• REQUIREMENT
Count up every line of the data in which "object" occurs. The reply is one number and nothing more.

[Website and app data records]
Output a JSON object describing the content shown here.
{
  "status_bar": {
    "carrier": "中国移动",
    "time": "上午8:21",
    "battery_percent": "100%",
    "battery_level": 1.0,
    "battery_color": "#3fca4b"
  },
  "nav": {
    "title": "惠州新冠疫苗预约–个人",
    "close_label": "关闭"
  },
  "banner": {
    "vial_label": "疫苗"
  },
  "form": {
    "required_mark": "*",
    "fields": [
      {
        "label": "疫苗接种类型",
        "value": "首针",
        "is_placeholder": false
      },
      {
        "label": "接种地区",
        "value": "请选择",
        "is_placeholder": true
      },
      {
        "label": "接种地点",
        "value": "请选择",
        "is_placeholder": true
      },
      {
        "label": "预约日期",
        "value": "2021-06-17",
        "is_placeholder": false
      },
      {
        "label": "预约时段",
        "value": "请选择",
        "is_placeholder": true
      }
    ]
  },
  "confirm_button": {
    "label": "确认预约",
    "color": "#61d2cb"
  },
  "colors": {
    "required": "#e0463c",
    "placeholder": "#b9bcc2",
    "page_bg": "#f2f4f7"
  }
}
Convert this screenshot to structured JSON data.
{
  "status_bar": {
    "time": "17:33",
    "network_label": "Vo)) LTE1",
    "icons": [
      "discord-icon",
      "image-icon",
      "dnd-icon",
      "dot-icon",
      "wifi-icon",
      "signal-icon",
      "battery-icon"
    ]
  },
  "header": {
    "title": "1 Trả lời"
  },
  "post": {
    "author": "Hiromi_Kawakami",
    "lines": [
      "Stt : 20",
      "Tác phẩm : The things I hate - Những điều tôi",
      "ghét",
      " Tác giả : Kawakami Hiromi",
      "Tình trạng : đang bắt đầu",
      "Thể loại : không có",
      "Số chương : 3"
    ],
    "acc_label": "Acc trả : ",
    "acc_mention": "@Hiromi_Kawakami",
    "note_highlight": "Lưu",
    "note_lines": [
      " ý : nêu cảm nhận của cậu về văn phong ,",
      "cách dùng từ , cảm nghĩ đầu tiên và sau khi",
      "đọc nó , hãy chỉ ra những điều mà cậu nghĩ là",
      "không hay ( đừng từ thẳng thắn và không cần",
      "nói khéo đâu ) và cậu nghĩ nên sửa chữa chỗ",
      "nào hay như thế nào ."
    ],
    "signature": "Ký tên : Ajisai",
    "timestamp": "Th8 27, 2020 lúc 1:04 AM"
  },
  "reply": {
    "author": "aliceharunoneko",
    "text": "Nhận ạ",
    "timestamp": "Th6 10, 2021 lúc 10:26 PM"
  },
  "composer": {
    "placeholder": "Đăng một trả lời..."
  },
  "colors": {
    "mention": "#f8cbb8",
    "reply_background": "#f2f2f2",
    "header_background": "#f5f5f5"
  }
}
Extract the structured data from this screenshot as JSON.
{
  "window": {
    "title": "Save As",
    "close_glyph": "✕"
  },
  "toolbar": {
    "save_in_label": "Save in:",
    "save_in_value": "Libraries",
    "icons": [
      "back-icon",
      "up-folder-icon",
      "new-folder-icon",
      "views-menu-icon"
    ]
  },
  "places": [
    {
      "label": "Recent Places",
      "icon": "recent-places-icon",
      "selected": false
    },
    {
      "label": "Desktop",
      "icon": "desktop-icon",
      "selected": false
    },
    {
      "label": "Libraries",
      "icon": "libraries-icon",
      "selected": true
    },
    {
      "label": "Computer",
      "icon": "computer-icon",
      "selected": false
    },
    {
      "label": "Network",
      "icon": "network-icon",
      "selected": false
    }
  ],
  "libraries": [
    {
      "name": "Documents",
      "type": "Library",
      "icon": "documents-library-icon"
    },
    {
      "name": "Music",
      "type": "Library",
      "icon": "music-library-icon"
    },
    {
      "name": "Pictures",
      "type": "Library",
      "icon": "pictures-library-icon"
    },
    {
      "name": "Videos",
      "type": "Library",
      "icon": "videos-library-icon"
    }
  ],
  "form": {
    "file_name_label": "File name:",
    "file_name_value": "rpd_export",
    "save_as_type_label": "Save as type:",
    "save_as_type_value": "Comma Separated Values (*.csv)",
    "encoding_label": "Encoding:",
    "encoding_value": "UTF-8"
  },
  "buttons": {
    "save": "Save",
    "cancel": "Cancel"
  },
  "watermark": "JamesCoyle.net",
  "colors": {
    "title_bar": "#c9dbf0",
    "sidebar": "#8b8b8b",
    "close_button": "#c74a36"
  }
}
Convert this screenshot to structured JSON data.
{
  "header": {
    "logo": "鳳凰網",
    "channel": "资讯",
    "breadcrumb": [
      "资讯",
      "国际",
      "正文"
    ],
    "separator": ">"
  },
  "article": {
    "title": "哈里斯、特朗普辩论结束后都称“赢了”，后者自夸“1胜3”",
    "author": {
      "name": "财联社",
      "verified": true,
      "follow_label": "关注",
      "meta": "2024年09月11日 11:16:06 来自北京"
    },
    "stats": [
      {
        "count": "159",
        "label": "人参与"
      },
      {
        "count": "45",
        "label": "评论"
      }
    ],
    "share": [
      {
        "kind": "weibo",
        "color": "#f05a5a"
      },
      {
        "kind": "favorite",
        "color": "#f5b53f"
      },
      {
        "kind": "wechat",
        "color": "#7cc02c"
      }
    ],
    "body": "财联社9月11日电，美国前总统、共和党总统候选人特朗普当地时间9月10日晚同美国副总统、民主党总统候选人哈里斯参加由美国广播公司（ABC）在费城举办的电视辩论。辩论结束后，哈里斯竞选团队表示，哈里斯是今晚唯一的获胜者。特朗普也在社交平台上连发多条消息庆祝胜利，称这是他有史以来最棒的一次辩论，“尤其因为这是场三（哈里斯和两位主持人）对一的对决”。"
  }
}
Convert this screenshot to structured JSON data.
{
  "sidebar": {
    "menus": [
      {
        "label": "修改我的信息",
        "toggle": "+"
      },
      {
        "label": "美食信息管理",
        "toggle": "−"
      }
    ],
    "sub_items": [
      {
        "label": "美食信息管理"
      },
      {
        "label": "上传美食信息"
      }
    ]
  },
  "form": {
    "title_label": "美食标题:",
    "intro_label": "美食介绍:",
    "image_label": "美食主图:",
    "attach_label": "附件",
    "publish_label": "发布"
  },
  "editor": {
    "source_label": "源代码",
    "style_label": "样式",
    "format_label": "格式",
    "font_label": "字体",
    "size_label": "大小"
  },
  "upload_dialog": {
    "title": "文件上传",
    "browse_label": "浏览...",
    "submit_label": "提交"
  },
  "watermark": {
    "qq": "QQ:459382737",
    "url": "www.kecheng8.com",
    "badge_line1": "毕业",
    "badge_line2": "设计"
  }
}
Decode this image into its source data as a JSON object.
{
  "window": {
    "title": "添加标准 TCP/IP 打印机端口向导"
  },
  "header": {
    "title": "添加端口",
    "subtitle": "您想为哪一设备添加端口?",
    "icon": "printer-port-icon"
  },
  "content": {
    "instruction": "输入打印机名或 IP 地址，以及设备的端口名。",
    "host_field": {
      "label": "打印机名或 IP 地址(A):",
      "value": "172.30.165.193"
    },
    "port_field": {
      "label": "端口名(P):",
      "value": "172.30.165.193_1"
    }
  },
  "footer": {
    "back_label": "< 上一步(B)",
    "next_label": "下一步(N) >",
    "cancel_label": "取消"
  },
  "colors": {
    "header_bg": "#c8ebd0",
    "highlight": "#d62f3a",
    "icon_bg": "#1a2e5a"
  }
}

• YOUR SOLUTION
2